AIM OF THE EXERCISE - Each line of the data has to be written out again exactly as shown.

App and web page records -
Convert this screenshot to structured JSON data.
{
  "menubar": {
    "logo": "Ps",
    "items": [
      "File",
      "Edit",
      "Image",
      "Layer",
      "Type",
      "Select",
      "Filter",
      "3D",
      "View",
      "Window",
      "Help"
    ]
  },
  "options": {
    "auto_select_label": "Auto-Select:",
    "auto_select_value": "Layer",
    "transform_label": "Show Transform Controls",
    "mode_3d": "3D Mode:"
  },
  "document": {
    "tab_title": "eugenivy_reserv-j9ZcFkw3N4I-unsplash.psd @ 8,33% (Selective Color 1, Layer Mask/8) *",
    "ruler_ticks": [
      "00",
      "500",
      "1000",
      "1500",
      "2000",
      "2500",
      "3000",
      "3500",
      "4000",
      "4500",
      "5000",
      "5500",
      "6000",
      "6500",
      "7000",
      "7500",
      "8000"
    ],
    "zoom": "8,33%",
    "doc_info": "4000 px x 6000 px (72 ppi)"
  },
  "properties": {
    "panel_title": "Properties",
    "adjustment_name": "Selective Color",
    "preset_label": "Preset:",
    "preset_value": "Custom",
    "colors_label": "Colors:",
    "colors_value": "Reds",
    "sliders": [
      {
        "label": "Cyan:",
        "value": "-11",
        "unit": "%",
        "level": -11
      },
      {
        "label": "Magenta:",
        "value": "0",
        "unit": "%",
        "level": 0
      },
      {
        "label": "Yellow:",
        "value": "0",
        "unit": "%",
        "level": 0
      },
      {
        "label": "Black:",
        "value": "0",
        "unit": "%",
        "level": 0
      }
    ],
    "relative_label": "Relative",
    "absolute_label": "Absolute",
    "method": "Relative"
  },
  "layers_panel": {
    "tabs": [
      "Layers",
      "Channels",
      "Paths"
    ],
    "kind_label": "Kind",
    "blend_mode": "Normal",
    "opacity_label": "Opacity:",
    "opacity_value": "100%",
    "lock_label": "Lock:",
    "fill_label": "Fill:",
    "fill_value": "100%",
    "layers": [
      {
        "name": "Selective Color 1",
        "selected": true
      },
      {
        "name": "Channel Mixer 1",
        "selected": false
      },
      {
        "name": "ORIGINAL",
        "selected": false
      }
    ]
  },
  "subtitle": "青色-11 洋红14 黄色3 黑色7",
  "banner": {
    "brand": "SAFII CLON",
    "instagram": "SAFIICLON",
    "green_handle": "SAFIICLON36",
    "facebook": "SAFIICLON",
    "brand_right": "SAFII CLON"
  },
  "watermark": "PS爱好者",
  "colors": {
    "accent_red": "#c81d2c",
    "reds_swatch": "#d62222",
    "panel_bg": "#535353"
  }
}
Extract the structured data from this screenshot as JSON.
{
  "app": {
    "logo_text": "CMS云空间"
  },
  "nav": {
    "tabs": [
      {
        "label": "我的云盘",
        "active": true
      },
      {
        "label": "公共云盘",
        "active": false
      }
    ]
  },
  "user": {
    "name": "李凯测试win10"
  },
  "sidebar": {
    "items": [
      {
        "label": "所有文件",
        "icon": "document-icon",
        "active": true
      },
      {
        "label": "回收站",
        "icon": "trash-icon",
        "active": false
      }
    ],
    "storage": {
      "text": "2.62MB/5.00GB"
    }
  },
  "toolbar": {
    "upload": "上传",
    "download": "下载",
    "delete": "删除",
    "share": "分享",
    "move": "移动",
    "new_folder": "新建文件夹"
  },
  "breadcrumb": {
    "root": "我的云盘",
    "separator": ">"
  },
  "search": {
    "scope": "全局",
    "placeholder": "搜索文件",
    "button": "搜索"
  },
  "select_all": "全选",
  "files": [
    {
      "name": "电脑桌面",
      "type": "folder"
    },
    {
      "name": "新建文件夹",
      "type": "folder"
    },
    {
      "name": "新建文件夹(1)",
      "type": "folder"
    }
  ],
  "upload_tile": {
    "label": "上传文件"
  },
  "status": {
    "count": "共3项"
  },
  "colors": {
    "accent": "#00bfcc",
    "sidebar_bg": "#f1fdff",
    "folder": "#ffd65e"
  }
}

EXERCISE OUTPUT -
Convert this screenshot to structured JSON data.
{
  "menubar": {
    "logo": "Ps",
    "items": [
      "File",
      "Edit",
      "Image",
      "Layer",
      "Type",
      "Select",
      "Filter",
      "3D",
      "View",
      "Window",
      "Help"
    ]
  },
  "options": {
    "auto_select_label": "Auto-Select:",
    "auto_select_value": "Layer",
    "transform_label": "Show Transform Controls",
    "mode_3d": "3D Mode:"
  },
  "document": {
    "tab_title": "eugenivy_reserv-j9ZcFkw3N4I-unsplash.psd @ 8,33% (Selective Color 1, Layer Mask/8) *",
    "ruler_ticks": [
      "00",
      "500",
      "1000",
      "1500",
      "2000",
      "2500",
      "3000",
      "3500",
      "4000",
      "4500",
      "5000",
      "5500",
      "6000",
      "6500",
      "7000",
      "7500",
      "8000"
    ],
    "zoom": "8,33%",
    "doc_info": "4000 px x 6000 px (72 ppi)"
  },
  "properties": {
    "panel_title": "Properties",
    "adjustment_name": "Selective Color",
    "preset_label": "Preset:",
    "preset_value": "Custom",
    "colors_label": "Colors:",
    "colors_value": "Reds",
    "sliders": [
      {
        "label": "Cyan:",
        "value": "-11",
        "unit": "%",
        "level": -11
      },
      {
        "label": "Magenta:",
        "value": "0",
        "unit": "%",
        "level": 0
      },
      {
        "label": "Yellow:",
        "value": "0",
        "unit": "%",
        "level": 0
      },
      {
        "label": "Black:",
        "value": "0",
        "unit": "%",
        "level": 0
      }
    ],
    "relative_label": "Relative",
    "absolute_label": "Absolute",
    "method": "Relative"
  },
  "layers_panel": {
    "tabs": [
      "Layers",
      "Channels",
      "Paths"
    ],
    "kind_label": "Kind",
    "blend_mode": "Normal",
    "opacity_label": "Opacity:",
    "opacity_value": "100%",
    "lock_label": "Lock:",
    "fill_label": "Fill:",
    "fill_value": "100%",
    "layers": [
      {
        "name": "Selective Color 1",
        "selected": true
      },
      {
        "name": "Channel Mixer 1",
        "selected": false
      },
      {
        "name": "ORIGINAL",
        "selected": false
      }
    ]
  },
  "subtitle": "青色-11 洋红14 黄色3 黑色7",
  "banner": {
    "brand": "SAFII CLON",
    "instagram": "SAFIICLON",
    "green_handle": "SAFIICLON36",
    "facebook": "SAFIICLON",
    "brand_right": "SAFII CLON"
  },
  "watermark": "PS爱好者",
  "colors": {
    "accent_red": "#c81d2c",
    "reds_swatch": "#d62222",
    "panel_bg": "#535353"
  }
}
Extract the structured data from this screenshot as JSON.
{
  "app": {
    "logo_text": "CMS云空间"
  },
  "nav": {
    "tabs": [
      {
        "label": "我的云盘",
        "active": true
      },
      {
        "label": "公共云盘",
        "active": false
      }
    ]
  },
  "user": {
    "name": "李凯测试win10"
  },
  "sidebar": {
    "items": [
      {
        "label": "所有文件",
        "icon": "document-icon",
        "active": true
      },
      {
        "label": "回收站",
        "icon": "trash-icon",
        "active": false
      }
    ],
    "storage": {
      "text": "2.62MB/5.00GB"
    }
  },
  "toolbar": {
    "upload": "上传",
    "download": "下载",
    "delete": "删除",
    "share": "分享",
    "move": "移动",
    "new_folder": "新建文件夹"
  },
  "breadcrumb": {
    "root": "我的云盘",
    "separator": ">"
  },
  "search": {
    "scope": "全局",
    "placeholder": "搜索文件",
    "button": "搜索"
  },
  "select_all": "全选",
  "files": [
    {
      "name": "电脑桌面",
      "type": "folder"
    },
    {
      "name": "新建文件夹",
      "type": "folder"
    },
    {
      "name": "新建文件夹(1)",
      "type": "folder"
    }
  ],
  "upload_tile": {
    "label": "上传文件"
  },
  "status": {
    "count": "共3项"
  },
  "colors": {
    "accent": "#00bfcc",
    "sidebar_bg": "#f1fdff",
    "folder": "#ffd65e"
  }
}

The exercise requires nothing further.